We Will Be Left at Galilee
I floated through this disordered life,
By chance I have managed to return alive.
– Du Fu
I think it important to tell you
that some will be barred from the journey.
I think it crucial to realize
not everyone can go,
that we will be forced to abandon our compasses
and our tattered maps,
the faithful dog, blind and deaf, standing sentinel.
The nighlight left lit.
I think it imperative to go ahead and decide who
will hand out the pieces of paper,
who will pin the note explaining
what took place
to the sleeves.
These are the men I admit
to leaving. One invested in bankrupt real estate. One ushered
in planes with enormous orange flags. One kept his eyes locked on mine
when we kissed, quoted Tang dynasty poetry until I cried
stop, please, stop. One raced Italian bikes, another day another
second place, he laughed. One lived with four women
though not at the same time, loved
he said, none of them. One could never make me come
but knew how to tickle me until ecstasy. I admit
there might be others.
Hey, Du Fu, going deeper and deeper between flowers, prepare me
so that my hair will grow longer. Tell me
what will become of the poets?
Fanatics have their dreams,
the savage too
guesses at heaven.
I think it important to acknowledge
we’re not all in this together.
I think it important to accept that not all the wounded
are going to pull through.
Perhaps a few will understand when I say
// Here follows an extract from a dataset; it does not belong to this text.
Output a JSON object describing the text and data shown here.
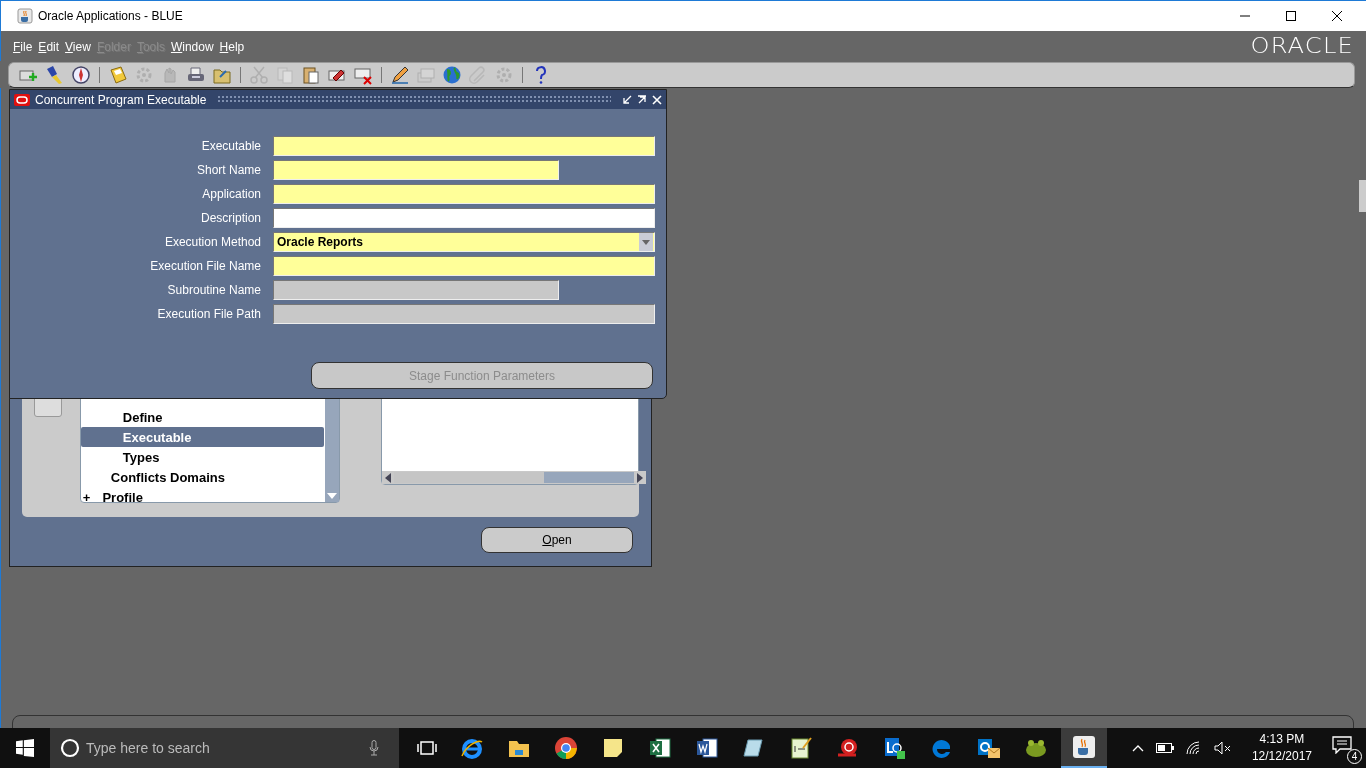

lo mashireem ptzueem ba-shetakh
doesn’t always apply
even to soldiers.
Yet this happened just yesterday.
I was on the narrow highway leading to the Sea of Galilee.
Speed limit signs and stoplights lined up
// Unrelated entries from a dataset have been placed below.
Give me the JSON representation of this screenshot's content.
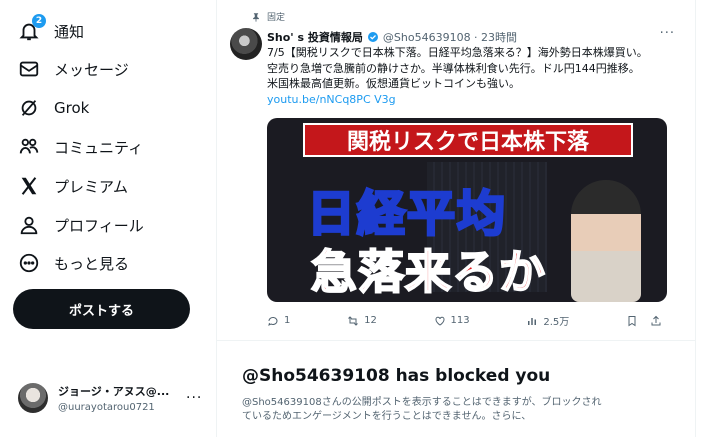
{
  "nav": {
    "items": [
      {
        "label": "通知",
        "icon": "bell-icon",
        "badge": "2"
      },
      {
        "label": "メッセージ",
        "icon": "envelope-icon"
      },
      {
        "label": "Grok",
        "icon": "grok-icon"
      },
      {
        "label": "コミュニティ",
        "icon": "people-icon"
      },
      {
        "label": "プレミアム",
        "icon": "x-logo-icon"
      },
      {
        "label": "プロフィール",
        "icon": "person-icon"
      },
      {
        "label": "もっと見る",
        "icon": "more-circle-icon"
      }
    ],
    "post_button": "ポストする"
  },
  "account": {
    "name": "ジョージ・アヌス@...",
    "handle": "@uurayotarou0721",
    "more": "···"
  },
  "tweet": {
    "pinned_label": "固定",
    "author": "Sho' s 投資情報局",
    "handle_time": "@Sho54639108 · 23時間",
    "more": "···",
    "lines": [
      "7/5【関税リスクで日本株下落。日経平均急落来る？】海外勢日本株爆買い。",
      "空売り急増で急騰前の静けさか。半導体株利食い先行。ドル円144円推移。",
      "米国株最高値更新。仮想通貨ビットコインも強い。"
    ],
    "link": "youtu.be/nNCq8PC V3g",
    "media": {
      "banner": "関税リスクで日本株下落",
      "headline": "日経平均",
      "subheadline": "急落来るか"
    },
    "actions": {
      "replies": "1",
      "reposts": "12",
      "likes": "113",
      "views": "2.5万"
    }
  },
  "blocked": {
    "title": "@Sho54639108 has blocked you",
    "lines": [
      "@Sho54639108さんの公開ポストを表示することはできますが、ブロックされ",
      "ているためエンゲージメントを行うことはできません。さらに、"
    ]
  },
  "colors": {
    "accent": "#1d9bf0",
    "text": "#0f1419",
    "muted": "#536471",
    "button": "#0f1419"
  }
}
like policemen on strike, all of them useless.
Traffic had backed up twenty kilometers.
Slowly word worked back window to window
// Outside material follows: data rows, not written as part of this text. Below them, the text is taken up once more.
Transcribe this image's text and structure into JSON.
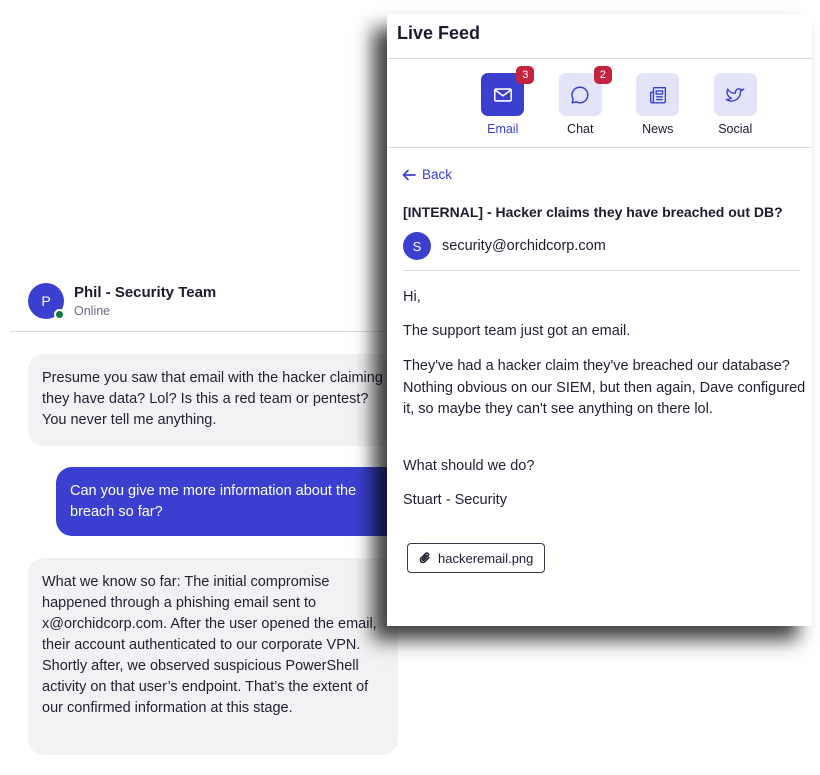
{
  "chat": {
    "contact": {
      "initial": "P",
      "name": "Phil - Security Team",
      "status": "Online"
    },
    "messages": [
      {
        "direction": "in",
        "text": "Presume you saw that email with the hacker claiming they have data? Lol? Is this a red team or pentest? You never tell me anything."
      },
      {
        "direction": "out",
        "text": "Can you give me more information about the breach so far?"
      },
      {
        "direction": "in",
        "text": "What we know so far: The initial compromise happened through a phishing email sent to x@orchidcorp.com. After the user opened the email, their account authenticated to our corporate VPN. Shortly after, we observed suspicious PowerShell activity on that user’s endpoint. That’s the extent of our confirmed information at this stage."
      }
    ]
  },
  "live_feed": {
    "title": "Live Feed",
    "tabs": [
      {
        "label": "Email",
        "icon": "mail-icon",
        "badge": "3",
        "active": true
      },
      {
        "label": "Chat",
        "icon": "chat-bubble-icon",
        "badge": "2",
        "active": false
      },
      {
        "label": "News",
        "icon": "newspaper-icon",
        "badge": "",
        "active": false
      },
      {
        "label": "Social",
        "icon": "twitter-bird-icon",
        "badge": "",
        "active": false
      }
    ],
    "email": {
      "back_label": "Back",
      "subject": "[INTERNAL] - Hacker claims they have breached out DB?",
      "sender_initial": "S",
      "sender": "security@orchidcorp.com",
      "body": [
        "Hi,",
        "The support team just got an email.",
        "They've had a hacker claim they've breached our database? Nothing obvious on our SIEM, but then again, Dave configured it, so maybe they can't see anything on there lol.",
        "What should we do?",
        "Stuart - Security"
      ],
      "attachment": "hackeremail.png"
    }
  },
  "colors": {
    "accent": "#3a3fd0",
    "badge": "#c4233f",
    "online": "#0f7a4a",
    "bubble_in": "#f2f2f4",
    "tab_bg": "#e3e4f8"
  }
}
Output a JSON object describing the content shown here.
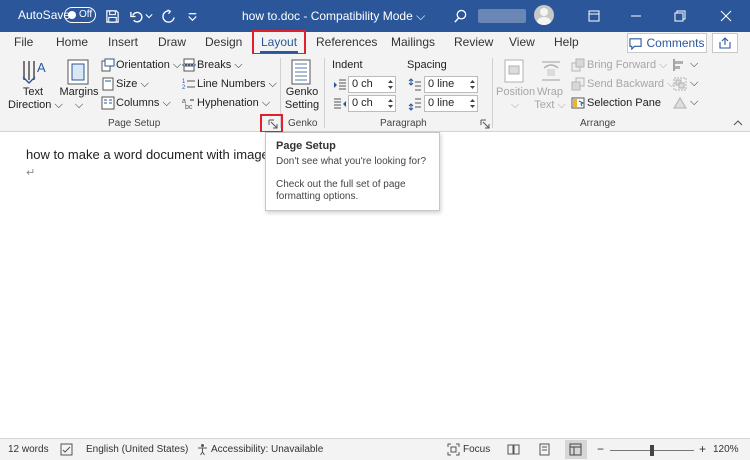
{
  "titlebar": {
    "autosave_label": "AutoSave",
    "autosave_state": "Off",
    "title": "how to.doc  -  Compatibility Mode",
    "title_chevron": "⌵"
  },
  "tabs": [
    {
      "label": "File"
    },
    {
      "label": "Home"
    },
    {
      "label": "Insert"
    },
    {
      "label": "Draw"
    },
    {
      "label": "Design"
    },
    {
      "label": "Layout",
      "active": true
    },
    {
      "label": "References"
    },
    {
      "label": "Mailings"
    },
    {
      "label": "Review"
    },
    {
      "label": "View"
    },
    {
      "label": "Help"
    }
  ],
  "comments_label": "Comments",
  "ribbon": {
    "page_setup": {
      "text_direction": "Text\nDirection ⌵",
      "margins": "Margins\n⌵",
      "orientation": "Orientation ⌵",
      "size": "Size ⌵",
      "columns": "Columns ⌵",
      "breaks": "Breaks ⌵",
      "line_numbers": "Line Numbers ⌵",
      "hyphenation": "Hyphenation ⌵",
      "group": "Page Setup"
    },
    "genko": {
      "setting": "Genko\nSetting",
      "group": "Genko"
    },
    "paragraph": {
      "indent": "Indent",
      "spacing": "Spacing",
      "indent_left": "0 ch",
      "indent_right": "0 ch",
      "spacing_before": "0 line",
      "spacing_after": "0 line",
      "group": "Paragraph"
    },
    "arrange": {
      "position": "Position\n⌵",
      "wrap_text": "Wrap\nText ⌵",
      "bring_forward": "Bring Forward ⌵",
      "send_backward": "Send Backward ⌵",
      "selection_pane": "Selection Pane",
      "group": "Arrange"
    }
  },
  "document": {
    "text": "how to make a word document with image",
    "para_mark": "↵"
  },
  "tooltip": {
    "title": "Page Setup",
    "question": "Don't see what you're looking for?",
    "body": "Check out the full set of page formatting options."
  },
  "statusbar": {
    "words": "12 words",
    "language": "English (United States)",
    "accessibility": "Accessibility: Unavailable",
    "focus": "Focus",
    "zoom_minus": "−",
    "zoom_plus": "+",
    "zoom": "120%"
  },
  "colors": {
    "title_bar": "#2b579a",
    "highlight": "#e0202a"
  }
}
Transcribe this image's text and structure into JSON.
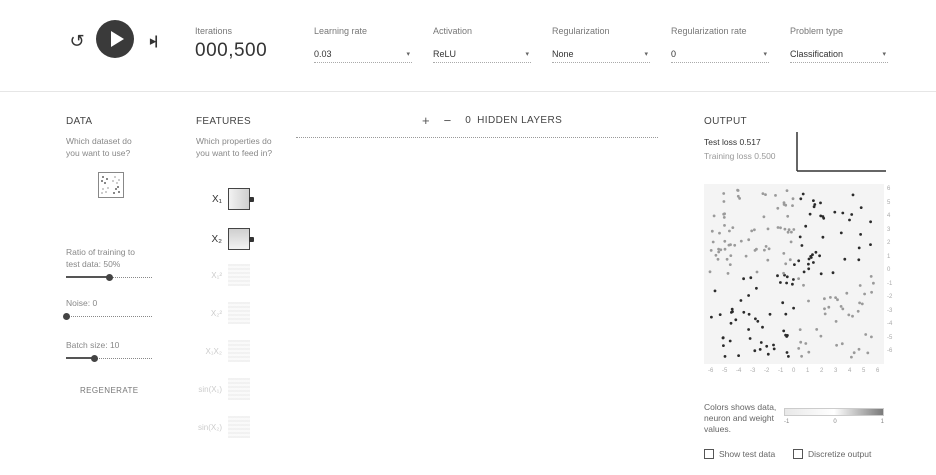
{
  "controls": {
    "reset_glyph": "↺",
    "step_glyph": "▸|"
  },
  "topbar": {
    "iterations": {
      "label": "Iterations",
      "value": "000,500"
    },
    "learning_rate": {
      "label": "Learning rate",
      "value": "0.03"
    },
    "activation": {
      "label": "Activation",
      "value": "ReLU"
    },
    "regularization": {
      "label": "Regularization",
      "value": "None"
    },
    "regularization_rate": {
      "label": "Regularization rate",
      "value": "0"
    },
    "problem_type": {
      "label": "Problem type",
      "value": "Classification"
    }
  },
  "data_panel": {
    "title": "DATA",
    "description": "Which dataset do you want to use?",
    "ratio": {
      "label": "Ratio of training to test data:",
      "value": "50%",
      "fraction": 0.5
    },
    "noise": {
      "label": "Noise:",
      "value": "0",
      "fraction": 0.0
    },
    "batch": {
      "label": "Batch size:",
      "value": "10",
      "fraction": 0.33
    },
    "regenerate_label": "REGENERATE"
  },
  "features_panel": {
    "title": "FEATURES",
    "description": "Which properties do you want to feed in?",
    "features": [
      {
        "label": "X₁",
        "active": true
      },
      {
        "label": "X₂",
        "active": true
      },
      {
        "label": "X₁²",
        "active": false
      },
      {
        "label": "X₂²",
        "active": false
      },
      {
        "label": "X₁X₂",
        "active": false
      },
      {
        "label": "sin(X₁)",
        "active": false
      },
      {
        "label": "sin(X₂)",
        "active": false
      }
    ]
  },
  "network": {
    "plus_glyph": "+",
    "minus_glyph": "−",
    "hidden_layers_count": "0",
    "hidden_layers_label": "HIDDEN LAYERS"
  },
  "output_panel": {
    "title": "OUTPUT",
    "test_loss_label": "Test loss",
    "test_loss_value": "0.517",
    "training_loss_label": "Training loss",
    "training_loss_value": "0.500",
    "axis_ticks": [
      "-6",
      "-5",
      "-4",
      "-3",
      "-2",
      "-1",
      "0",
      "1",
      "2",
      "3",
      "4",
      "5",
      "6"
    ],
    "legend_text": "Colors shows data, neuron and weight values.",
    "legend_ticks": [
      "-1",
      "0",
      "1"
    ],
    "show_test_data_label": "Show test data",
    "discretize_output_label": "Discretize output"
  },
  "colors": {
    "positive_point": "#2b2b2b",
    "negative_point": "#9a9a9a",
    "plot_background": "#f4f4f4"
  }
}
of a terrible accident.
A few drivers leaned out of their vehicles,
shading their eyes, mouths twisted
with the same bitterness that clotted the August air, the smog
of the hundred idling engines.
The girl in the backseat looked up from the message
she was typing into her telephone,
there’s no way around it, she said, her blue green eyes,
the sun lightened lashes,
meeting mine. Far ahead, smoke
began to rise and one by one, the people stepped
from their cars
began running forward.
I think it crucial to confess that some
will beg to be taken.
Though others will cover their mouths, cut
out their tongues.
I think it important to acknowledge that decisions
have already been made
and that a few want to be left.
That even so
I think it essential to say to you
that we might not know
even at the end
if we’ve returned to Eden’s outer reaches or again to the road,
to tell you
what I’ve seen—
green and glintless
this imaginary lake.